# BRIEF:
Nothing in the data may change. Copy all of it exactly.

★ ★ ★ ★ ★ ★ ★

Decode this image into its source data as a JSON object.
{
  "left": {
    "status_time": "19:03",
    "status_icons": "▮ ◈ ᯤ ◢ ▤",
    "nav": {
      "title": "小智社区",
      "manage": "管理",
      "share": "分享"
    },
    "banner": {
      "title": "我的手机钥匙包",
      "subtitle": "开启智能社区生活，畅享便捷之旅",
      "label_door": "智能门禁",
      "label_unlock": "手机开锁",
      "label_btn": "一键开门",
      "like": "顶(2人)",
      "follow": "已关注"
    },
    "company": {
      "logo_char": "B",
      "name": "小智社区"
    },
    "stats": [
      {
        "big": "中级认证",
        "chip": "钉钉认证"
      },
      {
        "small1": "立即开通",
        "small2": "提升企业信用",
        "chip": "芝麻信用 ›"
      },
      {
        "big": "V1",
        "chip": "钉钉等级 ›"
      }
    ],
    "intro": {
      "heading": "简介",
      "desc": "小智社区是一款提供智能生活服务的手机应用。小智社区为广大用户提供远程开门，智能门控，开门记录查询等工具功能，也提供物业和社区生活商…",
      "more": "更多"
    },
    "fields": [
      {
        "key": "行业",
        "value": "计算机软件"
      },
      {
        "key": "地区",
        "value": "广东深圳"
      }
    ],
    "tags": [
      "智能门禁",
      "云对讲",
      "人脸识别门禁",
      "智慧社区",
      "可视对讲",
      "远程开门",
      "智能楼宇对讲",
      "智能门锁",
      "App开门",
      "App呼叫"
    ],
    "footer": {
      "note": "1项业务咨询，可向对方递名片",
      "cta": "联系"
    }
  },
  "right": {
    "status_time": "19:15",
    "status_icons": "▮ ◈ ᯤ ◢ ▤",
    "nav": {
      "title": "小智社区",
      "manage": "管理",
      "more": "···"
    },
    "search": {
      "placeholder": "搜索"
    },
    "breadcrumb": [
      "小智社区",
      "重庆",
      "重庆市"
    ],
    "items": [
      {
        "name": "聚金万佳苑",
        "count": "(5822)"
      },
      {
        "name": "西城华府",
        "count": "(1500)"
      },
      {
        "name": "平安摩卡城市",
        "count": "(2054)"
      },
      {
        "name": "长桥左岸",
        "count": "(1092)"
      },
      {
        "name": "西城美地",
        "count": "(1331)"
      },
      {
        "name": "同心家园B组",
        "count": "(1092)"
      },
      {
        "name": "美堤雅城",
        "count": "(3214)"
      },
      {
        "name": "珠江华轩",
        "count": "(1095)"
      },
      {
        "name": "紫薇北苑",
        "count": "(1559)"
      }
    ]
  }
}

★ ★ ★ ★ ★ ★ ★

# SOLVED PROBLEM:
Decode this image into its source data as a JSON object.
{
  "left": {
    "status_time": "19:03",
    "status_icons": "▮ ◈ ᯤ ◢ ▤",
    "nav": {
      "title": "小智社区",
      "manage": "管理",
      "share": "分享"
    },
    "banner": {
      "title": "我的手机钥匙包",
      "subtitle": "开启智能社区生活，畅享便捷之旅",
      "label_door": "智能门禁",
      "label_unlock": "手机开锁",
      "label_btn": "一键开门",
      "like": "顶(2人)",
      "follow": "已关注"
    },
    "company": {
      "logo_char": "B",
      "name": "小智社区"
    },
    "stats": [
      {
        "big": "中级认证",
        "chip": "钉钉认证"
      },
      {
        "small1": "立即开通",
        "small2": "提升企业信用",
        "chip": "芝麻信用 ›"
      },
      {
        "big": "V1",
        "chip": "钉钉等级 ›"
      }
    ],
    "intro": {
      "heading": "简介",
      "desc": "小智社区是一款提供智能生活服务的手机应用。小智社区为广大用户提供远程开门，智能门控，开门记录查询等工具功能，也提供物业和社区生活商…",
      "more": "更多"
    },
    "fields": [
      {
        "key": "行业",
        "value": "计算机软件"
      },
      {
        "key": "地区",
        "value": "广东深圳"
      }
    ],
    "tags": [
      "智能门禁",
      "云对讲",
      "人脸识别门禁",
      "智慧社区",
      "可视对讲",
      "远程开门",
      "智能楼宇对讲",
      "智能门锁",
      "App开门",
      "App呼叫"
    ],
    "footer": {
      "note": "1项业务咨询，可向对方递名片",
      "cta": "联系"
    }
  },
  "right": {
    "status_time": "19:15",
    "status_icons": "▮ ◈ ᯤ ◢ ▤",
    "nav": {
      "title": "小智社区",
      "manage": "管理",
      "more": "···"
    },
    "search": {
      "placeholder": "搜索"
    },
    "breadcrumb": [
      "小智社区",
      "重庆",
      "重庆市"
    ],
    "items": [
      {
        "name": "聚金万佳苑",
        "count": "(5822)"
      },
      {
        "name": "西城华府",
        "count": "(1500)"
      },
      {
        "name": "平安摩卡城市",
        "count": "(2054)"
      },
      {
        "name": "长桥左岸",
        "count": "(1092)"
      },
      {
        "name": "西城美地",
        "count": "(1331)"
      },
      {
        "name": "同心家园B组",
        "count": "(1092)"
      },
      {
        "name": "美堤雅城",
        "count": "(3214)"
      },
      {
        "name": "珠江华轩",
        "count": "(1095)"
      },
      {
        "name": "紫薇北苑",
        "count": "(1559)"
      }
    ]
  }
}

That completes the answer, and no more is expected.